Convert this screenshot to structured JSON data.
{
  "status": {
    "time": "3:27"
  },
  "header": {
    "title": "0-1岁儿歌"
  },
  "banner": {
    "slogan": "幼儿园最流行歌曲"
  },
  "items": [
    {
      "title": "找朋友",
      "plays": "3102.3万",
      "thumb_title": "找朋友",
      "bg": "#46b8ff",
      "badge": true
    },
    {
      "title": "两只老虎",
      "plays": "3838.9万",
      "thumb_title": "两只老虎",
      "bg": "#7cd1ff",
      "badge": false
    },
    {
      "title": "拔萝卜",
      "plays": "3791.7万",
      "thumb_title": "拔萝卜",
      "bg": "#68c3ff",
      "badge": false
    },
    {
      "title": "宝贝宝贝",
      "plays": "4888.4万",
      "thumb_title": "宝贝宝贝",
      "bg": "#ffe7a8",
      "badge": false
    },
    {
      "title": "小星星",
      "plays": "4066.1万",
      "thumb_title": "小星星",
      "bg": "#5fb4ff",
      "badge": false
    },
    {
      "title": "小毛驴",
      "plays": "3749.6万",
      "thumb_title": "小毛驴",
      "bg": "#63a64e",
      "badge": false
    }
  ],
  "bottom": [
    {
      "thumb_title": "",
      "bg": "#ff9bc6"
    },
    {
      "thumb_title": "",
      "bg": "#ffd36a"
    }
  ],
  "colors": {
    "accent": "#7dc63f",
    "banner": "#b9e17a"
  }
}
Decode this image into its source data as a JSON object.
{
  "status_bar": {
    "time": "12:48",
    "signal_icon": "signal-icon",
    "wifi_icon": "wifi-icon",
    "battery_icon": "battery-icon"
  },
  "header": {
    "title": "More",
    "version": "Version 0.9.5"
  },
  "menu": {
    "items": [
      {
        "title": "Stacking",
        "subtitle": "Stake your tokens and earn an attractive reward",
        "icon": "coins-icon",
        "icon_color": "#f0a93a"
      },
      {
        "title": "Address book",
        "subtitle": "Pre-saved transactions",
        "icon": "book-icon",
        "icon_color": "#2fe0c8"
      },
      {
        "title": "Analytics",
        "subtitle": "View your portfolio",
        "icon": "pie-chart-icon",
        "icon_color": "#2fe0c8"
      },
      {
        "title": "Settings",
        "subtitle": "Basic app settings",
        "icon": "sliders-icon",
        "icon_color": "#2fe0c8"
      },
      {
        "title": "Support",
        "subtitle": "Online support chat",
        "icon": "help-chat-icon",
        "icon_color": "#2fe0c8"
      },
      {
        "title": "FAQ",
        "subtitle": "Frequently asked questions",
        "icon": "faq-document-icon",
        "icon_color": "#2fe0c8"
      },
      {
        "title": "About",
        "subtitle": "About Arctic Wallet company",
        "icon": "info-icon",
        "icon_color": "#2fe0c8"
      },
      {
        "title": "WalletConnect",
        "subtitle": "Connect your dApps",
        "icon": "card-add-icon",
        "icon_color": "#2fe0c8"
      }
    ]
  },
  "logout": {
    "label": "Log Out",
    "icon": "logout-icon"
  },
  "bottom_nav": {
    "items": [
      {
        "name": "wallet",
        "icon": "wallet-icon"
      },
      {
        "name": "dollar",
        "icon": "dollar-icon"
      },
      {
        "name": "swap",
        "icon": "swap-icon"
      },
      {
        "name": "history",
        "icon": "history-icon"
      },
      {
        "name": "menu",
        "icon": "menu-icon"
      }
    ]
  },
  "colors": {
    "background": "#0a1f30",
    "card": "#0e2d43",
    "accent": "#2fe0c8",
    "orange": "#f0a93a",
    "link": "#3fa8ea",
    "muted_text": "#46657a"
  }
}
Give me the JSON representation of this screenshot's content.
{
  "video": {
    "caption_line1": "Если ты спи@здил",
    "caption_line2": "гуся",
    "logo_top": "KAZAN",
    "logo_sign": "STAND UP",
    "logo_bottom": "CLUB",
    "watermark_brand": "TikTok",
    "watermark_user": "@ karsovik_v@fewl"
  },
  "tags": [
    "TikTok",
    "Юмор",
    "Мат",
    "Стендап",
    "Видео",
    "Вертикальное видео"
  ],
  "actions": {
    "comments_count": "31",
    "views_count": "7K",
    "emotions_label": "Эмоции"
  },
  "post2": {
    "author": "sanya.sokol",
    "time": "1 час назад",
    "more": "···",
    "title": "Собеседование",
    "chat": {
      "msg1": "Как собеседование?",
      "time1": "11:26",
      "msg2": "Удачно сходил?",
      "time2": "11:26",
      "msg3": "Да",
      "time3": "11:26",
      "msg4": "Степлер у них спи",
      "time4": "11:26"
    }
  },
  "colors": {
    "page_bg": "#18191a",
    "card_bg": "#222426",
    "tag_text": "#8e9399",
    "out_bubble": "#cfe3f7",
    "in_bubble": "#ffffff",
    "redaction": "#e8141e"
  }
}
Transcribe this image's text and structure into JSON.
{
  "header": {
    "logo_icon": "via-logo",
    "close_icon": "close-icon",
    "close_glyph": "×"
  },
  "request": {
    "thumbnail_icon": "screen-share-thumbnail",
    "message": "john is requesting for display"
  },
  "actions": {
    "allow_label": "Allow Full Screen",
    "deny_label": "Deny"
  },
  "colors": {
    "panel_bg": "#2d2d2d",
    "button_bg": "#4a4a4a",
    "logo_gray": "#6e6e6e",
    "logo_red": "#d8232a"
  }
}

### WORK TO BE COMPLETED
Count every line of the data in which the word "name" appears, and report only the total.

### ANSWER TO THE EXERCISE
5